I’ve been doing a fair bit of mountain biking. I went on a Dirtschool skills course at Glentress, which was fabulous – I went in with quite a bit of trepidation that I wasn’t good enough and that I’d get scared, and ended up having a go at everything we learnt that day, having a great time, and coming away with plenty of things to practice.
I have even signed up to do my Mountain Bike Leader award, on the grounds that I am organising club rides and hoping to start a club at school. Again, I have been a little bit worried that I’m trying to run before I can walk. And that brings me to the point of this post: confidence.
Of all the times I’ve tried something and failed while mountain biking, only once or twice has it been due to trying something beyond my skills (the most memorable was probably the time I tried to roll off a massive jump and cut my calves to ribbons on my spiky pedals. It was that or plough into the trail face-first). Most of the time, what happens is this: I ride up to a feature on the trail, decide it looks scary, and slam on the brakes. Often, this is then followed by a comedy slow-motion stumble over the handlebars.
Then I get frustrated. Particularly if I am with other people who can ride it with ease. Especially if those people have been mountain biking for a shorter length of time than me. (Competitive? Me? Never!). I then get into a vicious circle for the rest of the ride, during which time I am convinced I am rubbish and won’t even attempt to ride even the simplest obstacles.
I am determined to get over this lack of confidence. I have the skills to ride almost everything I’m likely to encounter (as long as I don’t go hurling myself off Black routes). It is, as I have been told more than once, all in my head.
So here are a few things I’ve tried that have helped my confidence to ride scary-looking features.
- Riding with other people. Especially if they are good riders and I have confidence in their ability to pick out a line – I’ll happily follow a trusted rider’s wheel in situations where I might think twice on my own.
- No negative self-talk. Seriously. Last week, while we were on holiday in the Lake District, we visited the trail centre at Whinlatter. I noticed that every time I caught myself thinking “I can’t ride that,” I would bottle it. Even small, entirely non-hazardous features like tiny rock steps – afterwards, I would then beat myself up about not having a go. Which brings me to:
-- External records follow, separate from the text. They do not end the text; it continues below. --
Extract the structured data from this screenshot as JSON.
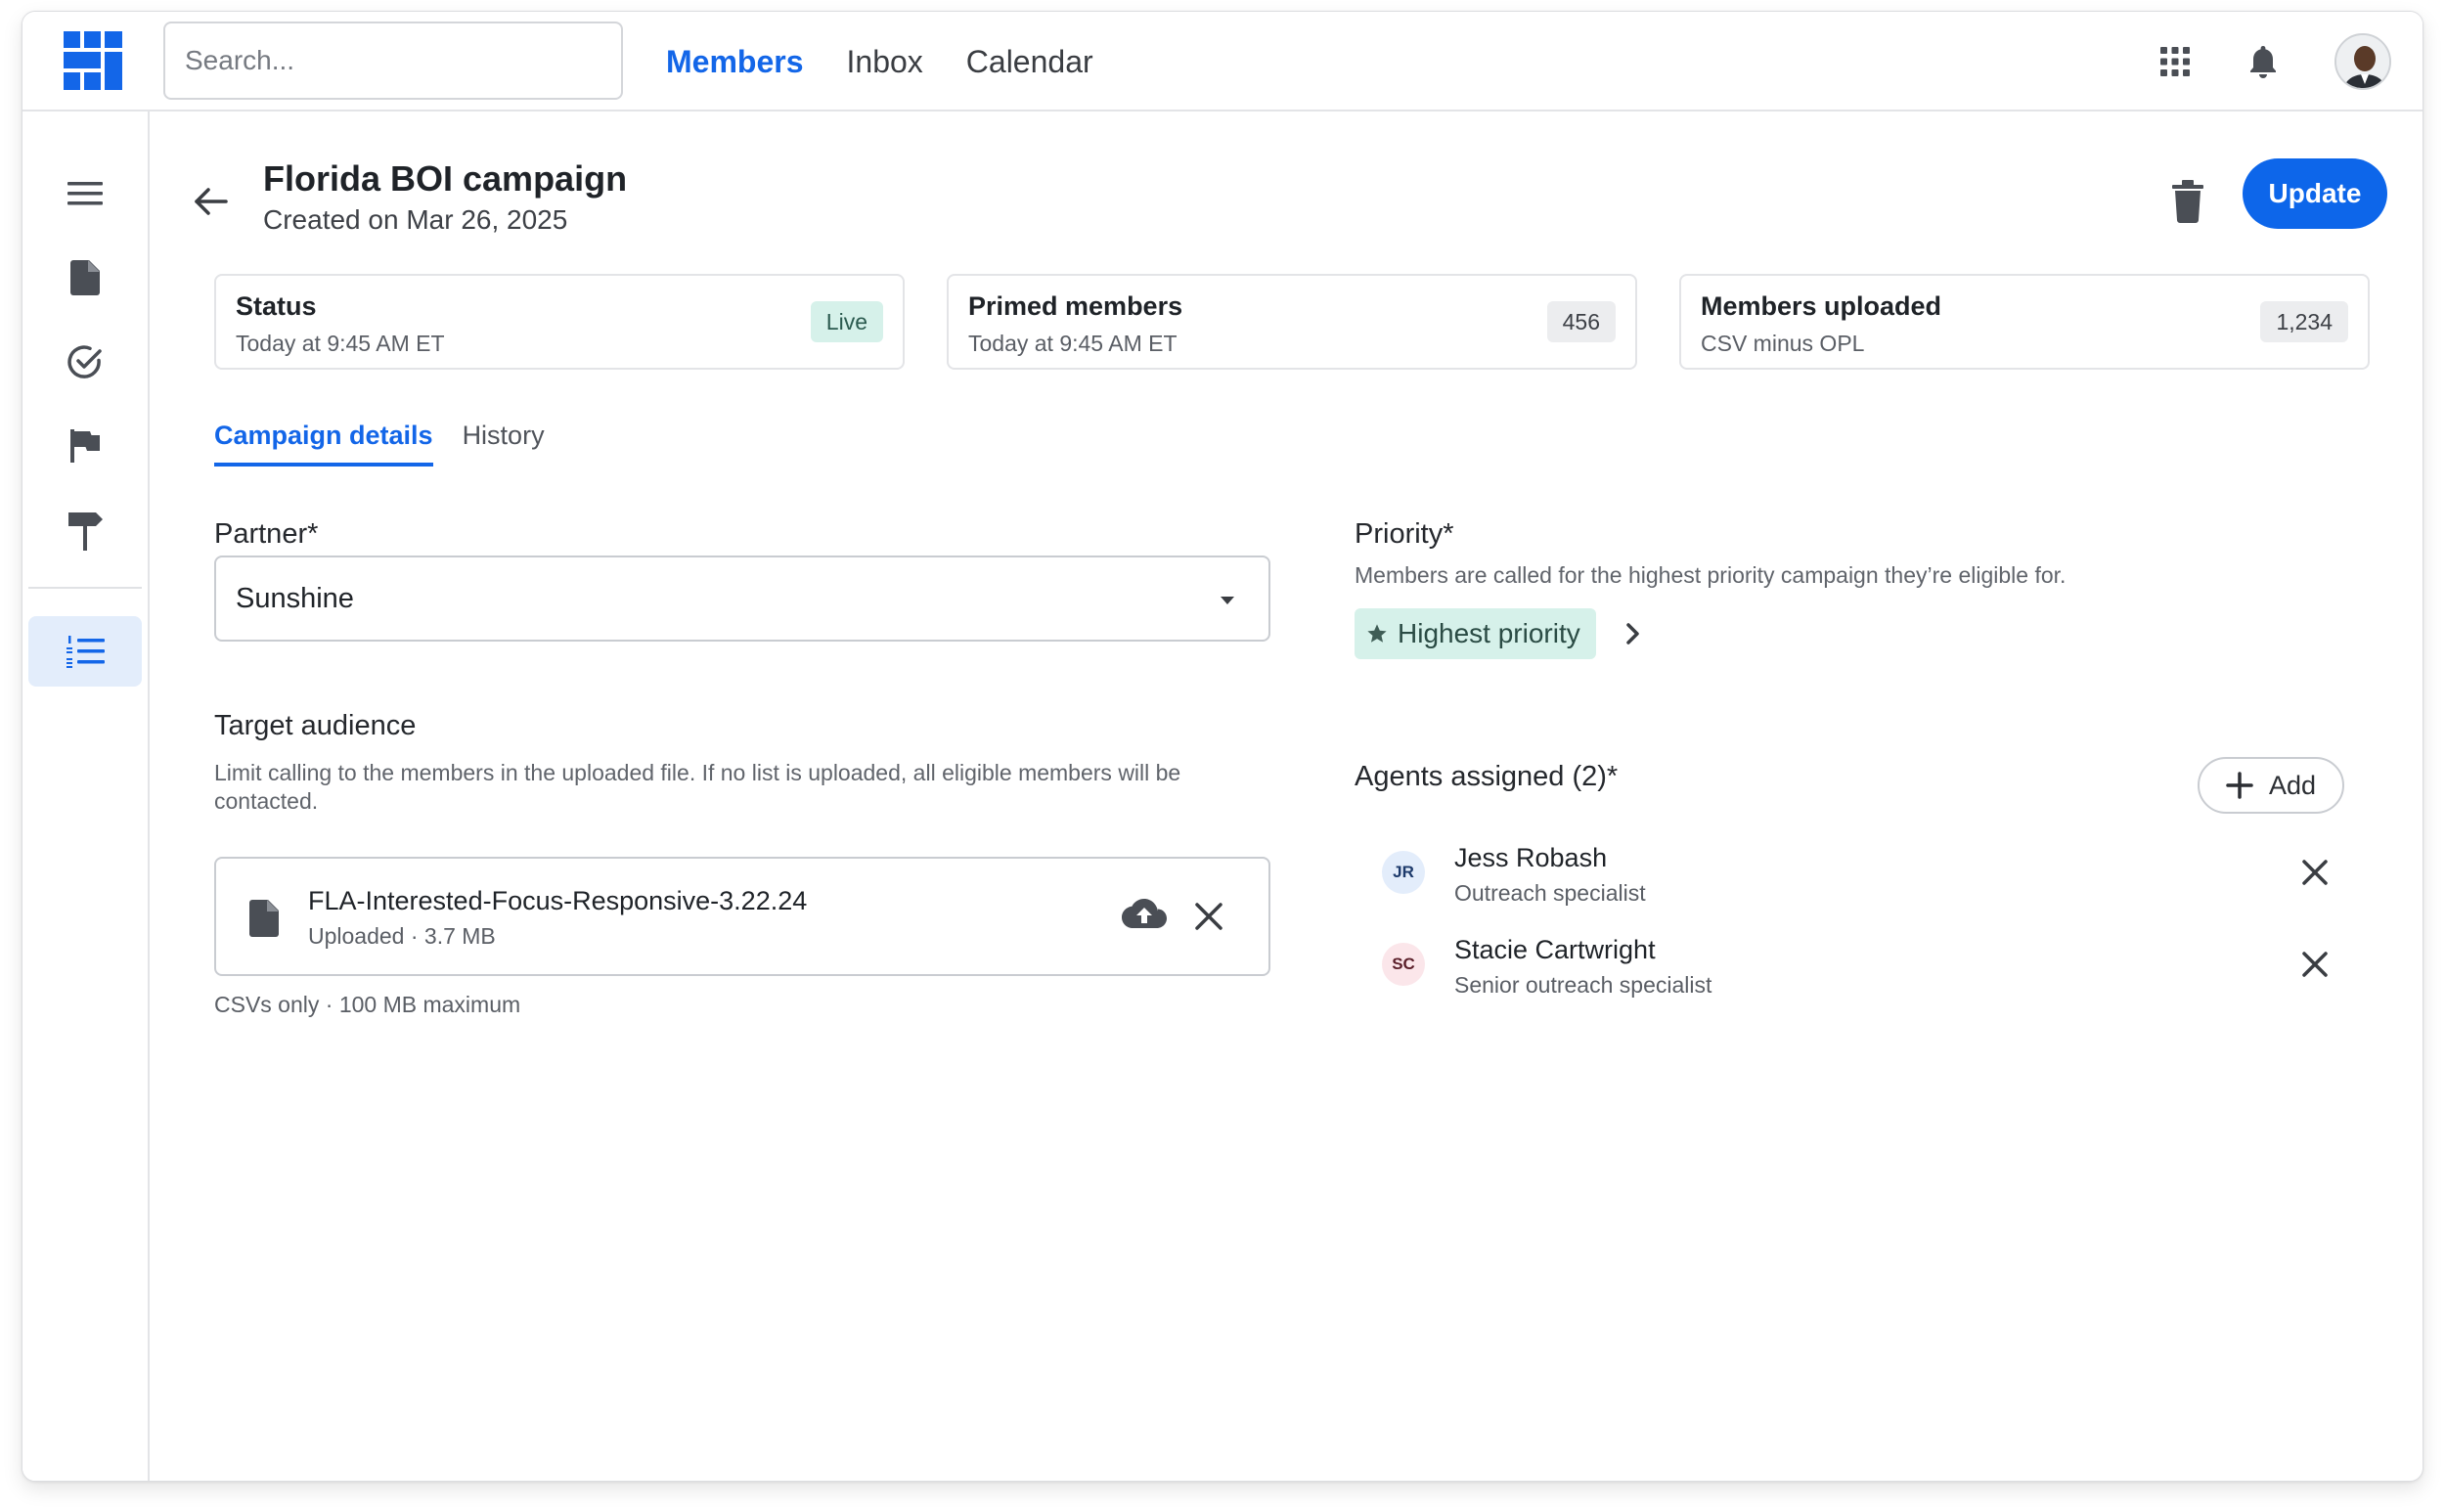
{
  "colors": {
    "accent": "#0d66ea",
    "live_badge_bg": "#d6f1ea",
    "priority_chip_bg": "#d6f1ea",
    "sidebar_active_bg": "#e3edfb"
  },
  "nav": {
    "search_placeholder": "Search...",
    "links": [
      "Members",
      "Inbox",
      "Calendar"
    ],
    "active_link": "Members",
    "icons": [
      "apps-grid-icon",
      "bell-icon",
      "user-avatar"
    ]
  },
  "sidebar": {
    "icons": [
      "menu-icon",
      "document-icon",
      "check-circle-icon",
      "flag-icon",
      "signpost-icon",
      "numbered-list-icon"
    ],
    "active": "numbered-list-icon"
  },
  "header": {
    "title": "Florida BOI campaign",
    "subtitle": "Created on Mar 26, 2025",
    "update_label": "Update"
  },
  "cards": [
    {
      "title": "Status",
      "subtitle": "Today at 9:45 AM ET",
      "badge": "Live"
    },
    {
      "title": "Primed members",
      "subtitle": "Today at 9:45 AM ET",
      "badge": "456"
    },
    {
      "title": "Members uploaded",
      "subtitle": "CSV minus OPL",
      "badge": "1,234"
    }
  ],
  "tabs": {
    "items": [
      "Campaign details",
      "History"
    ],
    "active": "Campaign details"
  },
  "partner": {
    "label": "Partner*",
    "value": "Sunshine"
  },
  "audience": {
    "label": "Target audience",
    "help": "Limit calling to the members in the uploaded file. If no list is uploaded, all eligible members will be contacted.",
    "file_name": "FLA-Interested-Focus-Responsive-3.22.24",
    "file_meta": "Uploaded · 3.7 MB",
    "note": "CSVs only · 100 MB maximum"
  },
  "priority": {
    "label": "Priority*",
    "help": "Members are called for the highest priority campaign they’re eligible for.",
    "chip": "Highest priority"
  },
  "agents": {
    "label": "Agents assigned (2)*",
    "add_label": "Add",
    "items": [
      {
        "initials": "JR",
        "name": "Jess Robash",
        "role": "Outreach specialist",
        "bg": "#e3edfb",
        "fg": "#1d3a6b"
      },
      {
        "initials": "SC",
        "name": "Stacie Cartwright",
        "role": "Senior outreach specialist",
        "bg": "#fbe6ea",
        "fg": "#5b1f2a"
      }
    ]
  }
}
- Wilful positive thinking. Bigging up my mountain bike skills doesn’t feel natural – I constantly catch myself saying things like, “I’m a rubbish mountain biker.” Well, it’s not true and I’m going to stop doing it. I DO have the skills. I’m making a point of reminding myself how much I’ve improved.
- Sessioning it. When I bottled the aforementioned tiny rock step on a climb at Whinlatter, I was a good distance ahead of the people behind me so I knew I wouldn’t be in their way. I went back down the trail a bit and did it again. And this time I got up it. Likewise, when I stopped at a scary-looking rocky, twisty descent on one of the Red trails, I got annoyed with my instinctive reaction of “eek! I can’t ride that!” and, with the encouragement of my companions, rode it about 3 times, each time getting a bit further down it before putting my foot down.
- Strava! No, seriously. More than once I’ve come back from a solo ride feeling despondent about my riding, only to find that I’ve got a bunch of PRs.
- Protective gear. I’ve just invested in some knee pads, and did find that reminding myself I was wearing them gave me a bit of confidence!
- Trail centres. I’m generally happier to fling myself off stuff on a man-made trail because I know it’s designed to be rideable, whereas on natural trails you never know what’s round the corner. If I need a confidence boost a visit to a nice, fast, swooshy trail centre normally does the trick.
- Finally, just getting on with it. Sometimes, even if something looks scary or unpleasant, you just have to make a leap of faith!